I think of the art and artists who have ripped a hole in the fabric of my cosmos–Beckett, Kane, Churchill, Parks–and I’m damn sure I’d never have seen their work if it depended on the current arts climate in the US to thrive. Instead I would have seen cute, quirky, topical and earnest little fables from artists who don’t threaten the bottom line, who are “topical” in a slug-line kind of way, and with whose bio the producers can tick the hot, or young, or minority, box on the funding application.

OK, I’m taking a Tylenol and going to bed.

Landscape of the theater

2 Aug

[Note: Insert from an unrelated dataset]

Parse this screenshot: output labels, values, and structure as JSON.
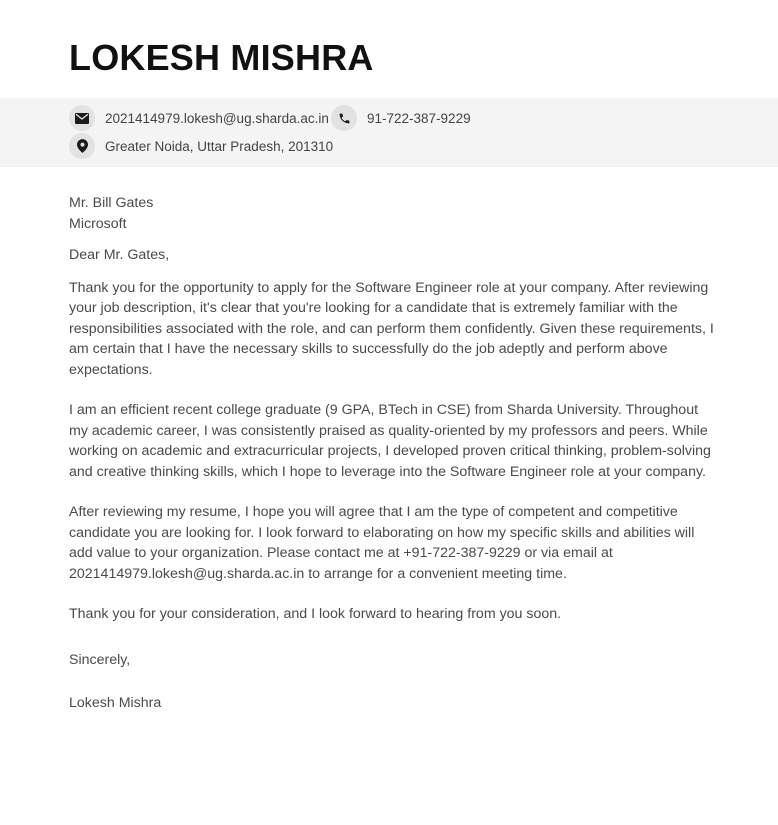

I finally read John Guare’s play, Landscape of the Body. I loved it–a dream of flesh and song made of “what if . . .” and grounded in a gritty time in his city. (I was curious because someone told me that my writing reminded them of his… Ah, I said sagely—then decided I’d better catch up!)

However I note the following about this play, to measure the distance between 1977 and 2009’s production landscape:
1. It has a cast of 11
2. In the preface, the author wrote this:
“I finished the play. I wrote the title page. I wrote a page dedicating it to Adele. I was exhausted. I was thirsty. I put the phone back on the hook. Bill finished reading the play a few pages after I finished typing. He said, “I’ll produce it.” “When?” “It’s May. Let’s do it in July.”

Trojan Barbie in print

19 Jul

Theatre Forum, Issue 35 includes my play Trojan Barbie, with accompanying article by Robert Scanlan, along with other interesting fare such as Kirby Malone’s “Silence and Darkness: A Live Movie for the Cellphone Age”.  Malone and White have been working for years at George Mason Univeristy to produce “live movies”– a form of live performance that incorporates film, video projection and virtual elements.